I get an ‘F’ when it comes to Volunteering on School Field Trips.
The kid I lost? He’s fine.
I yelled out his name. I ran around the entire 6th floor. All to no avail. After ten minutes of sweating profusely (and inwardly swearing profusely) and running around like a headless chicken, I knew I had to tell on myself. It was the only, and smartest, option. The sooner I knew this kid was safe, the sooner I would feel like…not puking. Was I mortified to tell the teacher that I lost a kid? Yes. Was I worried I’d never be asked back on a field trip? Yes. Was I worried the teachers would think I wasn’t up to the task, or was a complete idiot, that I couldn’t take care of just ONE other kid? Yup. All of the above.
I found one of the teachers and admitted, ‘I’m so, so sorry. But I lost (name of kid.) I can’t find him.’ I was blinking back tears, which I hoped the teacher didn’t notice. I am, now, I admit, a Field Trip Failure. To lose a kid once is one time too many. But twice? This amazing teacher found the kid within 20 seconds, like a drug-sniffing dog at an airport. She could just sense where he was. (Let’s give thanks to all teachers. How they watch all these kids every day without losing one? I bow down to you!)
I learned absolutely nothing at the Science Centre. When you are with boys who just want to run and run and run and don’t care about learning anything, you spend your entire time chasing them, making sure they are in your vicinity. None of the boys in my group learned anything, either, except that the Science Centre is big and an awesomely fun place to run around. They had a wickedly fun time. I, however, actually laughed inwardly when I was saying goodbye to the teacher, and she mentioned there was an upcoming field trip to make maple syrup.
Was she kidding? I’m still traumatized! I don’t think I could handle losing a kid for a third time. Like I said, I get a ‘F’ in Field Trips. I may deserve an ‘A’ for Effort, though?
So, moms? Yay or Nay to field trips?

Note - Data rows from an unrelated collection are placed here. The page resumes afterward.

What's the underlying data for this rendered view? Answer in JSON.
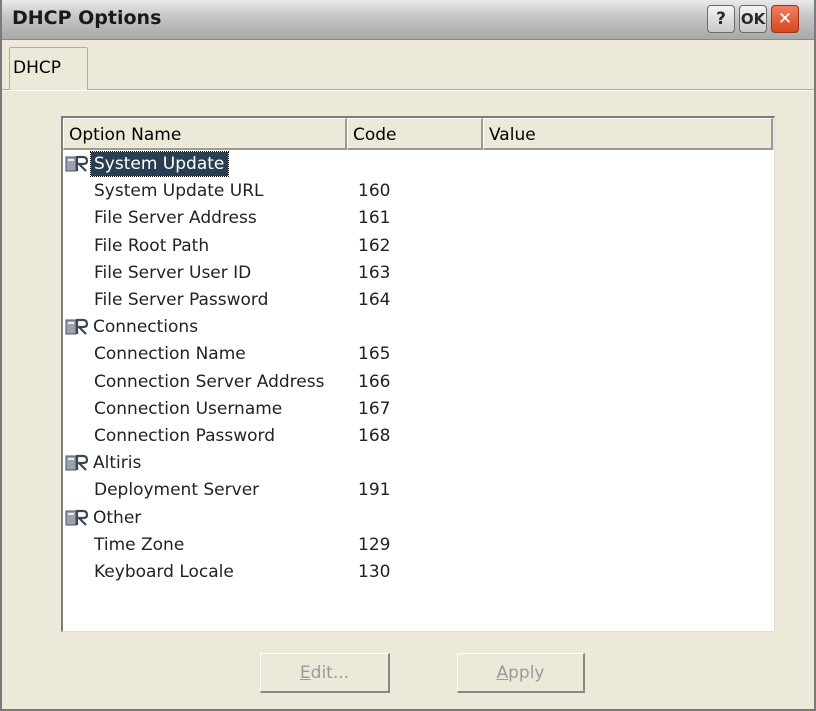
{
  "window": {
    "title": "DHCP Options",
    "help_label": "?",
    "ok_label": "OK",
    "close_label": "✕"
  },
  "tabs": [
    {
      "label": "DHCP",
      "selected": true
    }
  ],
  "list": {
    "columns": [
      "Option Name",
      "Code",
      "Value"
    ],
    "rows": [
      {
        "type": "group",
        "name": "System Update",
        "code": "",
        "value": "",
        "selected": true
      },
      {
        "type": "item",
        "name": "System Update URL",
        "code": "160",
        "value": ""
      },
      {
        "type": "item",
        "name": "File Server Address",
        "code": "161",
        "value": ""
      },
      {
        "type": "item",
        "name": "File Root Path",
        "code": "162",
        "value": ""
      },
      {
        "type": "item",
        "name": "File Server User ID",
        "code": "163",
        "value": ""
      },
      {
        "type": "item",
        "name": "File Server Password",
        "code": "164",
        "value": ""
      },
      {
        "type": "group",
        "name": "Connections",
        "code": "",
        "value": ""
      },
      {
        "type": "item",
        "name": "Connection Name",
        "code": "165",
        "value": ""
      },
      {
        "type": "item",
        "name": "Connection Server Address",
        "code": "166",
        "value": ""
      },
      {
        "type": "item",
        "name": "Connection Username",
        "code": "167",
        "value": ""
      },
      {
        "type": "item",
        "name": "Connection Password",
        "code": "168",
        "value": ""
      },
      {
        "type": "group",
        "name": "Altiris",
        "code": "",
        "value": ""
      },
      {
        "type": "item",
        "name": "Deployment Server",
        "code": "191",
        "value": ""
      },
      {
        "type": "group",
        "name": "Other",
        "code": "",
        "value": ""
      },
      {
        "type": "item",
        "name": "Time Zone",
        "code": "129",
        "value": ""
      },
      {
        "type": "item",
        "name": "Keyboard Locale",
        "code": "130",
        "value": ""
      }
    ]
  },
  "buttons": {
    "edit": {
      "mnemonic": "E",
      "rest": "dit...",
      "enabled": false
    },
    "apply": {
      "mnemonic": "A",
      "rest": "pply",
      "enabled": false
    }
  },
  "icons": {
    "group": "folder-key-icon"
  },
  "colors": {
    "selection": "#2a3e52",
    "close": "#d9461e",
    "disabled_text": "#9a9a9a"
  }
}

Tagged under: Lost children,teachers. school,volunteering,schools,field trip,parental anxiety,classroom,classmates,lost and found,anxiety mom,volunteer coaching,field trips,school trips,Ontario Science Centre,preschool science,volunteers,class field trips